Work task:
All lines with the word "number" must be pulled from the entries below.

Data for this exercise:
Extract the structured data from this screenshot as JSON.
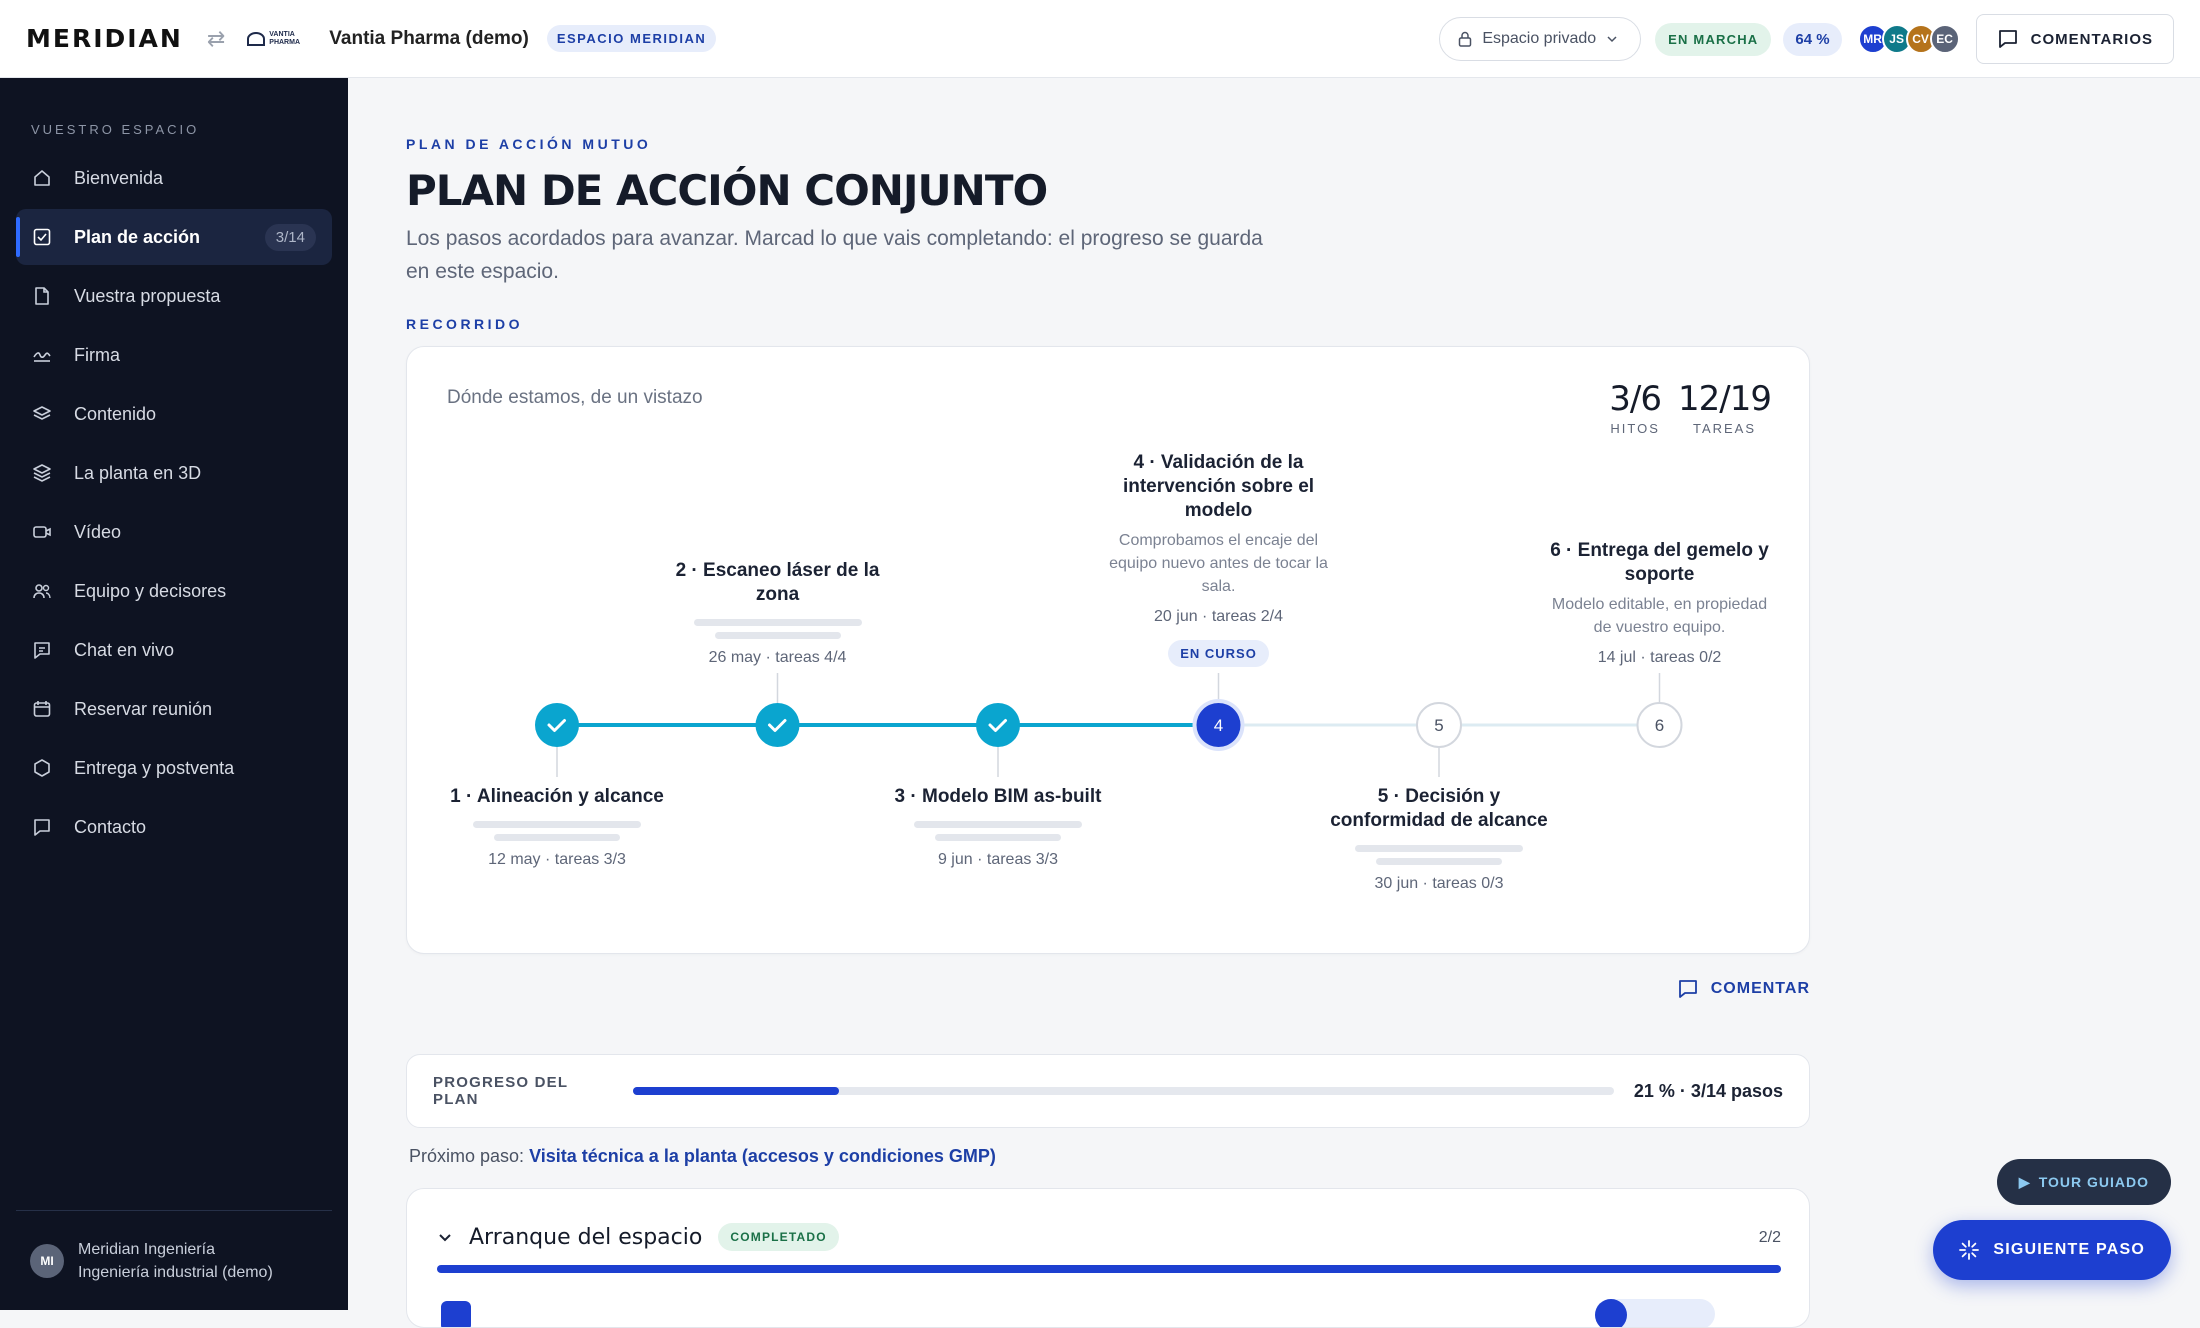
{
  "topbar": {
    "brand": "MERIDIAN",
    "client_logo_text": "VANTIA PHARMA",
    "client_name": "Vantia Pharma (demo)",
    "space_badge": "ESPACIO MERIDIAN",
    "privacy_label": "Espacio privado",
    "status": "EN MARCHA",
    "percent": "64 %",
    "avatars": [
      {
        "initials": "MR",
        "color": "#1d3fd0"
      },
      {
        "initials": "JS",
        "color": "#0f7a8a"
      },
      {
        "initials": "CV",
        "color": "#b5731b"
      },
      {
        "initials": "EC",
        "color": "#5b6478"
      }
    ],
    "comments_label": "COMENTARIOS"
  },
  "sidebar": {
    "heading": "VUESTRO ESPACIO",
    "items": [
      {
        "label": "Bienvenida",
        "icon": "home-icon"
      },
      {
        "label": "Plan de acción",
        "icon": "checklist-icon",
        "count": "3/14",
        "active": true
      },
      {
        "label": "Vuestra propuesta",
        "icon": "document-icon"
      },
      {
        "label": "Firma",
        "icon": "signature-icon"
      },
      {
        "label": "Contenido",
        "icon": "layers-icon"
      },
      {
        "label": "La planta en 3D",
        "icon": "stack-3d-icon"
      },
      {
        "label": "Vídeo",
        "icon": "video-icon"
      },
      {
        "label": "Equipo y decisores",
        "icon": "team-icon"
      },
      {
        "label": "Chat en vivo",
        "icon": "chat-icon"
      },
      {
        "label": "Reservar reunión",
        "icon": "calendar-icon"
      },
      {
        "label": "Entrega y postventa",
        "icon": "hexagon-icon"
      },
      {
        "label": "Contacto",
        "icon": "message-icon"
      }
    ],
    "footer": {
      "initials": "MI",
      "org": "Meridian Ingeniería",
      "org_sub": "Ingeniería industrial (demo)"
    }
  },
  "main": {
    "eyebrow": "PLAN DE ACCIÓN MUTUO",
    "title": "PLAN DE ACCIÓN CONJUNTO",
    "description": "Los pasos acordados para avanzar. Marcad lo que vais completando: el progreso se guarda en este espacio.",
    "section_label": "RECORRIDO",
    "overview": {
      "subtitle": "Dónde estamos, de un vistazo",
      "kpis": [
        {
          "value": "3/6",
          "label": "HITOS"
        },
        {
          "value": "12/19",
          "label": "TAREAS"
        }
      ],
      "milestones": [
        {
          "number": "1",
          "title": "1 · Alineación y alcance",
          "date": "12 may · tareas 3/3",
          "state": "done",
          "position": "below"
        },
        {
          "number": "2",
          "title": "2 · Escaneo láser de la zona",
          "date": "26 may · tareas 4/4",
          "state": "done",
          "position": "above"
        },
        {
          "number": "3",
          "title": "3 · Modelo BIM as-built",
          "date": "9 jun · tareas 3/3",
          "state": "done",
          "position": "below"
        },
        {
          "number": "4",
          "title": "4 · Validación de la intervención sobre el modelo",
          "description": "Comprobamos el encaje del equipo nuevo antes de tocar la sala.",
          "date": "20 jun · tareas 2/4",
          "badge": "EN CURSO",
          "state": "current",
          "position": "above"
        },
        {
          "number": "5",
          "title": "5 · Decisión y conformidad de alcance",
          "date": "30 jun · tareas 0/3",
          "state": "pending",
          "position": "below"
        },
        {
          "number": "6",
          "title": "6 · Entrega del gemelo y soporte",
          "description": "Modelo editable, en propiedad de vuestro equipo.",
          "date": "14 jul · tareas 0/2",
          "state": "pending",
          "position": "above"
        }
      ]
    },
    "comment_label": "COMENTAR",
    "progress": {
      "label": "PROGRESO DEL PLAN",
      "fraction": 0.21,
      "value_text": "21 % · 3/14 pasos"
    },
    "next_step": {
      "prefix": "Próximo paso:",
      "link": "Visita técnica a la planta (accesos y condiciones GMP)"
    },
    "phase": {
      "title": "Arranque del espacio",
      "badge": "COMPLETADO",
      "count": "2/2"
    }
  },
  "floating": {
    "tour_label": "TOUR GUIADO",
    "next_label": "SIGUIENTE PASO"
  },
  "colors": {
    "accent": "#1d3fd0",
    "timeline_done": "#0aa5cf",
    "sidebar_bg": "#0e1322"
  }
}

Solved problem:
          "number": "1",
          "number": "2",
          "number": "3",
          "number": "4",
          "number": "5",
          "number": "6",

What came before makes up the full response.